114. Memorandum From the President’s Assistant for National Security Affairs (Brzezinski)1


  • The Secretary of State
  • The Secretary of Defense
  • Director, Arms Control and Disarmament Agency


  • Chairman, Joint Chiefs of Staff
  • Director of Central Intelligence


  • Indian Ocean Arms Control

The President has determined that, for the next round of discussions with the Soviet Union on Indian Ocean arms limitations, the United States should table a proposed agreement in the form of a mutual declaration of restraint, with the objective of stabilizing the military situation in the Indian Ocean. This declaration should seek at a minimum to insure that, during an agreed period of about five years, deployment of naval units into the Indian Ocean would be limited to [Page 386] approximately current levels on each side. The following guidelines should be observed in the negotiating process:

1. We should be prepared to inform the Soviet Union that, for the duration of the agreement, we do not intend to substantially alter our current pattern of submarine operations in the Indian Ocean. In return, we would expect a statement that the Soviet Union would not substantially alter its own recent pattern of submarine deployments. To this end, we should seek agreement that neither side will establish, maintain, deploy or utilize facilities in the region, ashore or afloat, that have the primary function or are dedicated to the forward support of deployed submarines.

2. We should inform the Soviets that we do not intend to deploy B–52 aircraft to the area during the period of the agreement. In return, we should seek a Soviet statement that they will not deploy land-based strike aircraft to the region.

3. We should seek agreement that neither side will initiate construction of new facilities in the region for its own use beyond those currently programmed. Facilities constructed by or for littoral states with the assistance of either party could be used only for occasional routine port visits of limited duration.

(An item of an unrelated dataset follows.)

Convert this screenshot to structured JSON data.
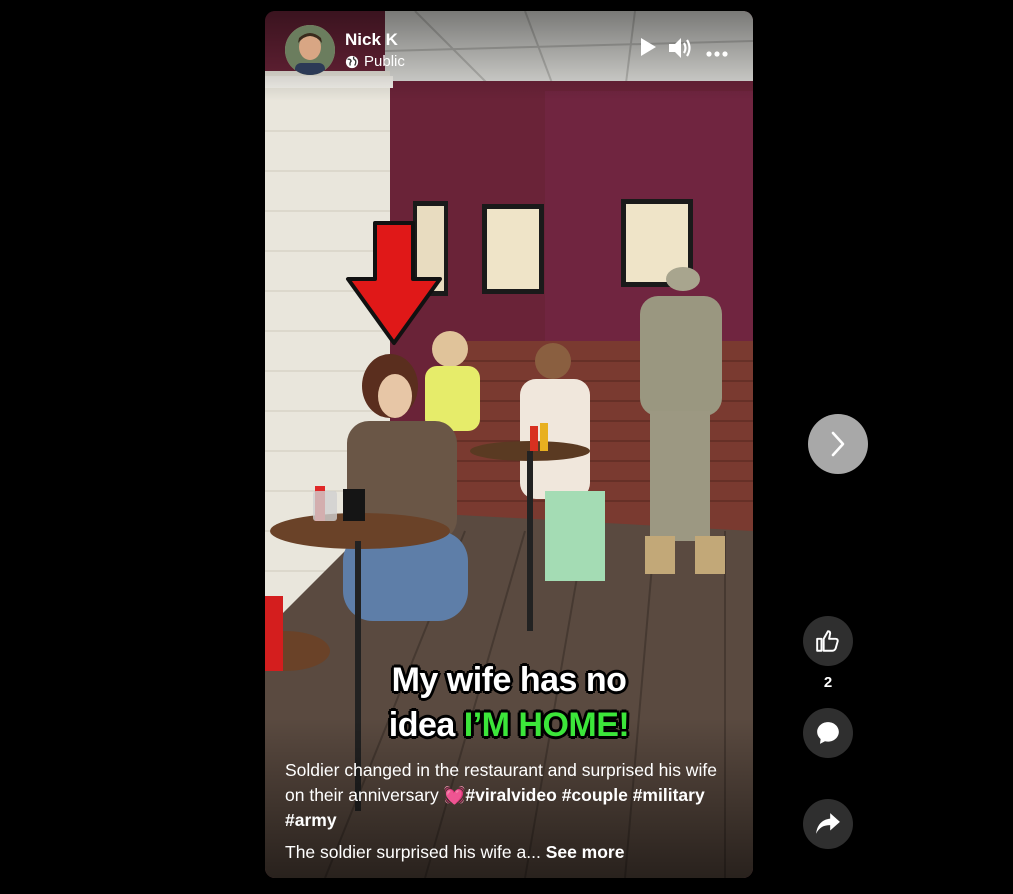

4. While favoring a generalized declaration of restraint, we should not preclude the possibility of a more detailed agreement at some future date.

5. We should inform the Soviet Union that we will be prepared, once agreement is reached on stabilization, to move promptly to consideration of possible mutual reductions.

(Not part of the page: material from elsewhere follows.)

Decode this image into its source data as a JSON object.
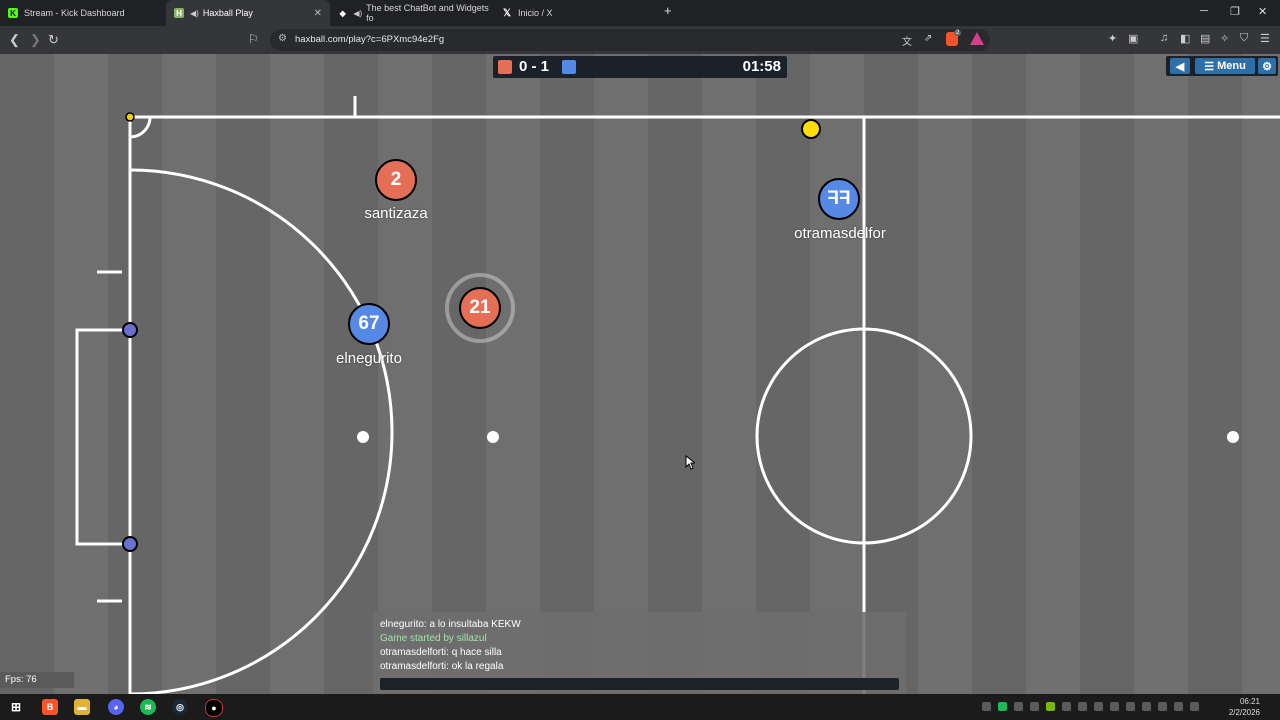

6. The recommendations of the working group, as agreed by the SCC, are approved for use in the forthcoming round as appropriate.

The Secretary of Defense should monitor closely the pace of construction at Diego Garcia and inform the SCC well in advance of developments which could have a significant impact on the negotiating process, e.g. commencement of construction on ammunition storage facilities and extension of the runway beyond 10,500 feet.

The U.S. delegation should proceed to develop position papers for the next round of discussions with the USSR on the basis of the Presidential guidance above. A further SCC meeting will be called if required to resolve major areas of disagreement.

Zbigniew Brzezinski
  1. Source: Carter Library, National Security Affairs, Staff Material, Middle East, Subject File, Box 26, Indian Ocean Talks: Round II Washington: 9/20–25/77. Secret; Sensitive. Sick sent the memorandum to Brzezinski under a September 20 covering memorandum, noting that it incorporated the “guidance for the next round approved by the President.”